■ What is required
Throughout the records below, find each line holding "application" and copy it.

■ Dataset excerpts
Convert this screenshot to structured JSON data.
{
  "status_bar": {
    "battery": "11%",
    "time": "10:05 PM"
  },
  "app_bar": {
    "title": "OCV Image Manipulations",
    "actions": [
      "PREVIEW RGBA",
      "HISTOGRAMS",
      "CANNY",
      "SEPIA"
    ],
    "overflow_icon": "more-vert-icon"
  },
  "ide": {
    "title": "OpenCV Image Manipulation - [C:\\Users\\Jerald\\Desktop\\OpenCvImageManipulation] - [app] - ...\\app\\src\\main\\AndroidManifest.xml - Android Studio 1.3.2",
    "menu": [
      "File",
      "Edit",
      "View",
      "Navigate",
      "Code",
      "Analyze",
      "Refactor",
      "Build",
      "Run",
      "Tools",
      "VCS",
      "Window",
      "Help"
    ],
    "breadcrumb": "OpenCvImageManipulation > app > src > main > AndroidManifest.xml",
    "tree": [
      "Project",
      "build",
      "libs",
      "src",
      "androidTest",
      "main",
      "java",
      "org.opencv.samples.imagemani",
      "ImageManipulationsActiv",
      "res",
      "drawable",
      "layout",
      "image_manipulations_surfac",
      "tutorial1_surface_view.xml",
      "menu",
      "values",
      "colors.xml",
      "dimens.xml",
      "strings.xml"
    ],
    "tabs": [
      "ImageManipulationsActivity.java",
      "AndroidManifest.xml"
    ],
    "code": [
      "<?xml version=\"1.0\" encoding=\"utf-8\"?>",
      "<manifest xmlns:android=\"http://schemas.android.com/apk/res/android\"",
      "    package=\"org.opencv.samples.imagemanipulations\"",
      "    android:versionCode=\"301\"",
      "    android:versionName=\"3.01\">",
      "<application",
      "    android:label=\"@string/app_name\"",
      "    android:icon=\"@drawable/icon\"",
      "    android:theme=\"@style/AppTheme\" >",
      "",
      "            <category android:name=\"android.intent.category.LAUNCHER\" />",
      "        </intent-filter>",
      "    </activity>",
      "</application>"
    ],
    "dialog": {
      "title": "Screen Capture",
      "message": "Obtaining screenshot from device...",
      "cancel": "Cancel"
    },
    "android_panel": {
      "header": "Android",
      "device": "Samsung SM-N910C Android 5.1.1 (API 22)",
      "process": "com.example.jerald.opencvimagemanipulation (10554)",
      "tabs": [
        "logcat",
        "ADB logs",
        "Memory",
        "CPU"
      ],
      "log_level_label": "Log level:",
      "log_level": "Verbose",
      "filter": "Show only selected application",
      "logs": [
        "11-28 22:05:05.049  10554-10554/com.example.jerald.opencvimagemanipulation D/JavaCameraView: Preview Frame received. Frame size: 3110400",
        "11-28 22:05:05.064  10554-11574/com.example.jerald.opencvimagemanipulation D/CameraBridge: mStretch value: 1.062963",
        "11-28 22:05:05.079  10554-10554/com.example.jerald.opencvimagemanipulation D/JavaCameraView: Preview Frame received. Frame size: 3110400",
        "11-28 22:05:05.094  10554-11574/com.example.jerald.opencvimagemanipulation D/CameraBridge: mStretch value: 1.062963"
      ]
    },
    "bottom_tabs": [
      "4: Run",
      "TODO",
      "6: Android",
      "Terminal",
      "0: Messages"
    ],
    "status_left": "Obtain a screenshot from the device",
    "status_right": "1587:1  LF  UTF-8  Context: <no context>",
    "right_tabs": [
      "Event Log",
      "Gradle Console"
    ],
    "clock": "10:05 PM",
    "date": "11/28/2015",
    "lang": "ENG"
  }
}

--

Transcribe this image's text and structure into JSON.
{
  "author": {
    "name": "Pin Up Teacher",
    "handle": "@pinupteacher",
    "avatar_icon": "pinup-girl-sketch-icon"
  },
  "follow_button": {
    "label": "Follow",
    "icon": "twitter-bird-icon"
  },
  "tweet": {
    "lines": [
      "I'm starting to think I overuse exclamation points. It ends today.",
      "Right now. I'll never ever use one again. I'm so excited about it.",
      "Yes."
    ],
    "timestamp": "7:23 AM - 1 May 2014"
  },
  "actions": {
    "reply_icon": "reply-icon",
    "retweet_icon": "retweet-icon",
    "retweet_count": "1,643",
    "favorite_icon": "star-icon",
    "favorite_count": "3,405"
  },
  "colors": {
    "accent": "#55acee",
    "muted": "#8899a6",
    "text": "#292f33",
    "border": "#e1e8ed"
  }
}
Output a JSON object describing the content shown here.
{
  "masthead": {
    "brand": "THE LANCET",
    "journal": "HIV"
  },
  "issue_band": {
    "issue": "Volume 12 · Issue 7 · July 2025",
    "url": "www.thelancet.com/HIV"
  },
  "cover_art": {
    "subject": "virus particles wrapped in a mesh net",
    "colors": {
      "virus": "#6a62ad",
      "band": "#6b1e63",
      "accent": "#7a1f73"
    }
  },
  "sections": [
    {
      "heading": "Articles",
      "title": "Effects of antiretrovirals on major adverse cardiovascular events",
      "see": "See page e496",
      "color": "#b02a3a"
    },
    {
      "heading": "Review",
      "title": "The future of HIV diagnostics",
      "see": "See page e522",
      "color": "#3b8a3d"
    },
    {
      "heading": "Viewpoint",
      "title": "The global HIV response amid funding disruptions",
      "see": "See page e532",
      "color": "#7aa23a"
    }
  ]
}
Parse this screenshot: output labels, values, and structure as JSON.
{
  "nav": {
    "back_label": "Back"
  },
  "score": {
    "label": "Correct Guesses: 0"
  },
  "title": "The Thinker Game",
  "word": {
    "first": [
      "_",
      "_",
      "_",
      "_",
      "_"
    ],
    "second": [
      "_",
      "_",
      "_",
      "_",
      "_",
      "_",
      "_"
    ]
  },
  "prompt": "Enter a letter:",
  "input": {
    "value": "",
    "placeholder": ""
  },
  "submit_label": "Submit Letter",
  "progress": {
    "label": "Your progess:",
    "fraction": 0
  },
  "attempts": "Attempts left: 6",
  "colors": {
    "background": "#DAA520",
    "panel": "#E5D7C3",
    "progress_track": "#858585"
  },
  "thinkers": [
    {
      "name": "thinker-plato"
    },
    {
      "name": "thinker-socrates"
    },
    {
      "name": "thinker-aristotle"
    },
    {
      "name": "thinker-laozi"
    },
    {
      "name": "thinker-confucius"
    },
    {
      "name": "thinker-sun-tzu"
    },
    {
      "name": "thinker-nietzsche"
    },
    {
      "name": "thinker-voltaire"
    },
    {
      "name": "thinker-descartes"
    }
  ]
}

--

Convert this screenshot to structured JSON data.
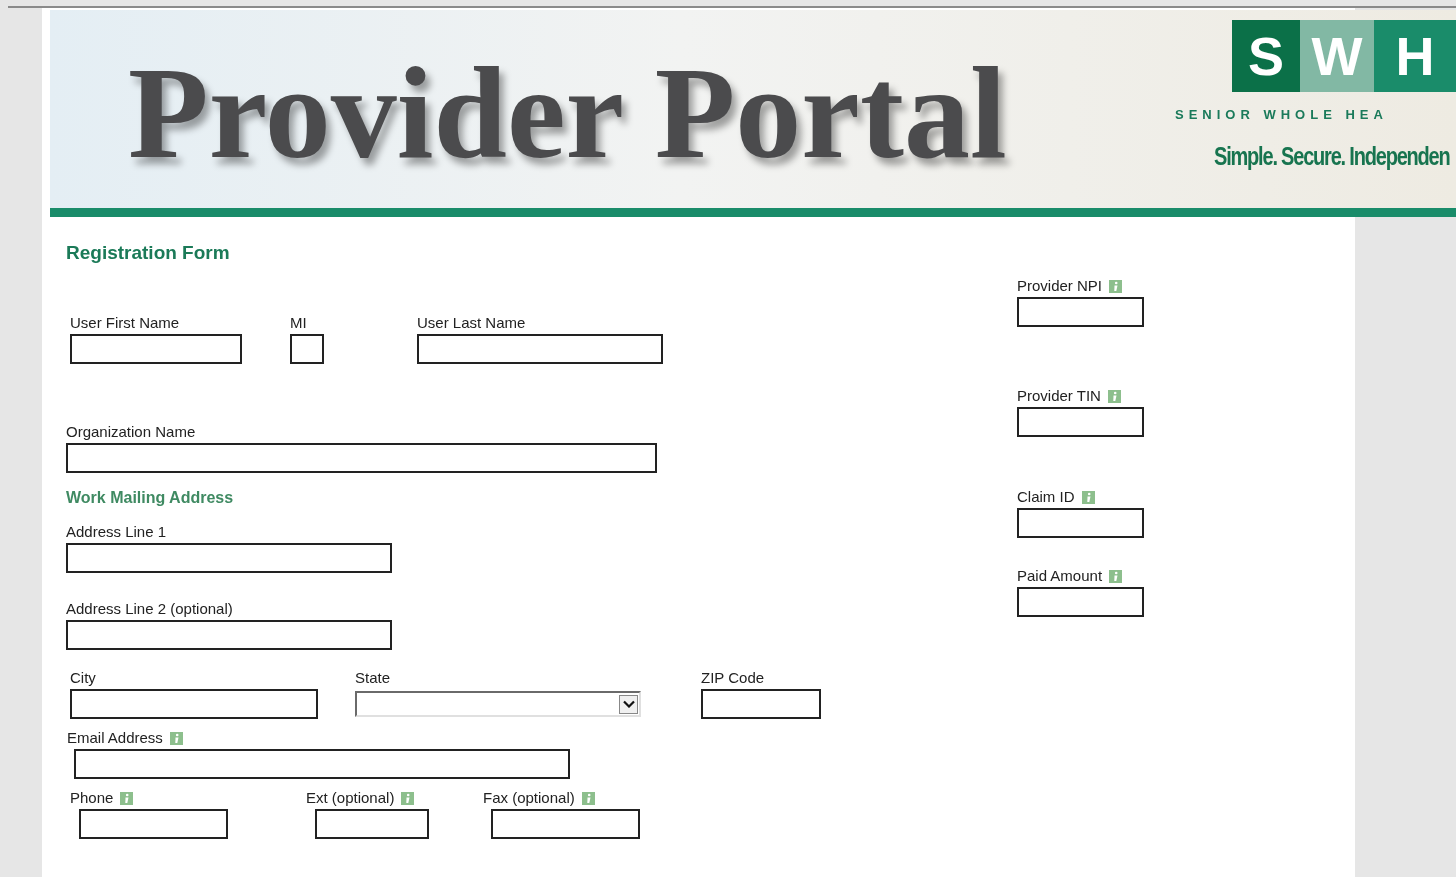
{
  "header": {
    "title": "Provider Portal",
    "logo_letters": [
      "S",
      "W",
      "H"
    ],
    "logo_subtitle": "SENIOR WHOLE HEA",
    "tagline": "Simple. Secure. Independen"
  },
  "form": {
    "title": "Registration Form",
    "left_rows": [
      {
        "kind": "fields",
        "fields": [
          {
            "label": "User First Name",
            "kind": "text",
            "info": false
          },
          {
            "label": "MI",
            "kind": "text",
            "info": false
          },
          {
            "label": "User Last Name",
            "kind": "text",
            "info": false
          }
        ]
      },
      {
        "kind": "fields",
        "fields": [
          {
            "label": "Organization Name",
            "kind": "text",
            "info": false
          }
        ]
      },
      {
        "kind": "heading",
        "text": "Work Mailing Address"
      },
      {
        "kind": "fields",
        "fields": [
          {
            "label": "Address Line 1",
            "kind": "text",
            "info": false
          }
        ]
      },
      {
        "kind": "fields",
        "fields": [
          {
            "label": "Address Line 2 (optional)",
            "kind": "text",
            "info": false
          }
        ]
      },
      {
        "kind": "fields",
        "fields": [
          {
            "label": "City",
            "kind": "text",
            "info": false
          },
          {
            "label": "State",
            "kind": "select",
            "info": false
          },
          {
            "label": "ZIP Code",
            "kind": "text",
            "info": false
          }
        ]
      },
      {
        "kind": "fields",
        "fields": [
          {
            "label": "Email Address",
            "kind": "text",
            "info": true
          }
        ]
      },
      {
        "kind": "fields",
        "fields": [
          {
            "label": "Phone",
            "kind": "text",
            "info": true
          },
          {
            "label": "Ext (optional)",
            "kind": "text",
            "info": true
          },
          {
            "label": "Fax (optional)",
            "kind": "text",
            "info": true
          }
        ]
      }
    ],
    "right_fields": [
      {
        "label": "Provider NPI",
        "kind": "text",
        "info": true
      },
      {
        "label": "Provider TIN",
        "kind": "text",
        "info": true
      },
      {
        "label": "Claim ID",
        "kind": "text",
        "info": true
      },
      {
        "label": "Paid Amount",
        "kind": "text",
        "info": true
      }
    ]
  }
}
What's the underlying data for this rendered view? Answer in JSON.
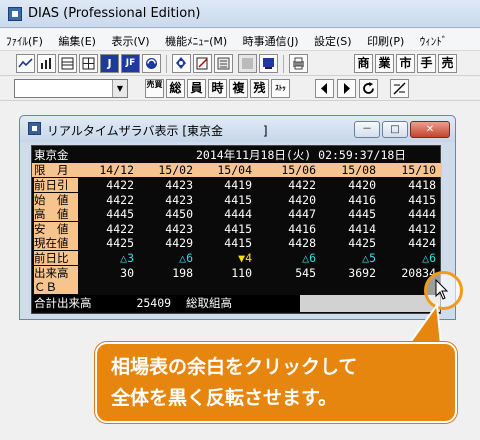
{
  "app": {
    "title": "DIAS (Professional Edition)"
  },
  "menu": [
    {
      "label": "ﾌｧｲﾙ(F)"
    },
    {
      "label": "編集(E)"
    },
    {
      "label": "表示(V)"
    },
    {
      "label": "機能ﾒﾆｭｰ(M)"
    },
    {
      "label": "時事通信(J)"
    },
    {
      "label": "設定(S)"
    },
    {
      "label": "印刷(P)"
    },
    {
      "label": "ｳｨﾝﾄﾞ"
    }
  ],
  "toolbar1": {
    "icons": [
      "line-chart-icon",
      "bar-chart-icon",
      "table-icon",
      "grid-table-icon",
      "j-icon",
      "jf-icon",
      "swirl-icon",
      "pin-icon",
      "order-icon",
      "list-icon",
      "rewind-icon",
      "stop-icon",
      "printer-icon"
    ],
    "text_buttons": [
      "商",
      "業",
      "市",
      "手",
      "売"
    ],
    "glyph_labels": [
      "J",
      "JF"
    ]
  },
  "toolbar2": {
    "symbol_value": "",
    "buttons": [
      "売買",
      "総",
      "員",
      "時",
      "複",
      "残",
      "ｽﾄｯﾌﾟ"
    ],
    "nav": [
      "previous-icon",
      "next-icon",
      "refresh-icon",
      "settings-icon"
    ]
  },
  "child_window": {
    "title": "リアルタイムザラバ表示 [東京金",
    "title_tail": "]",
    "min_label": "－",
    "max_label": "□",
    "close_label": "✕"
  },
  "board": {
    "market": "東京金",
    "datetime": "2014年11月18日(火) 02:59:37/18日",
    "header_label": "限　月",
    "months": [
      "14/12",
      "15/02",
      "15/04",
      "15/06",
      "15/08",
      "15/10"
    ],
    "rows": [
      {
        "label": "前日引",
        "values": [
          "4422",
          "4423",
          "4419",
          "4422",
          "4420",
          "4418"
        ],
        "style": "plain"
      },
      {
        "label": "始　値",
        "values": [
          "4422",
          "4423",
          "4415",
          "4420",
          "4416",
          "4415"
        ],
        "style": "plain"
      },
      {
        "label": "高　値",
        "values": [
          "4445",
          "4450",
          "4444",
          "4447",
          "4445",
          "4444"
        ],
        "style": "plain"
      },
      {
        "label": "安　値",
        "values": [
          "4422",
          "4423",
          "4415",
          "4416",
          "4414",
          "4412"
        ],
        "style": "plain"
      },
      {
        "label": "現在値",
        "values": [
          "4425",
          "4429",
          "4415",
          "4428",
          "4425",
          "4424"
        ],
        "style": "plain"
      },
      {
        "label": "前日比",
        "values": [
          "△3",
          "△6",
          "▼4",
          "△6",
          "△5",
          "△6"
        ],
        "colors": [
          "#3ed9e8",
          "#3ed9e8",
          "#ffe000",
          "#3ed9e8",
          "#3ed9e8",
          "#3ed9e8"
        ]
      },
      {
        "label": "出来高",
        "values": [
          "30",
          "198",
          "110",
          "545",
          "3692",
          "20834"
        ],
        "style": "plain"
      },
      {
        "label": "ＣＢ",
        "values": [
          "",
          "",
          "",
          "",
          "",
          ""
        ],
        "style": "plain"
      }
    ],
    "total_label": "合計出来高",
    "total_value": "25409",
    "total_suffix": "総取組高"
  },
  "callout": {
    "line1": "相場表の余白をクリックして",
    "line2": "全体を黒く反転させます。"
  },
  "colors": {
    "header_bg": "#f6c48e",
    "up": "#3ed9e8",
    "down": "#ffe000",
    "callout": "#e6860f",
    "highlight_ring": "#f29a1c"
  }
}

■ Answer to the exercise
      "<application",
      "</application>"
      "filter": "Show only selected application",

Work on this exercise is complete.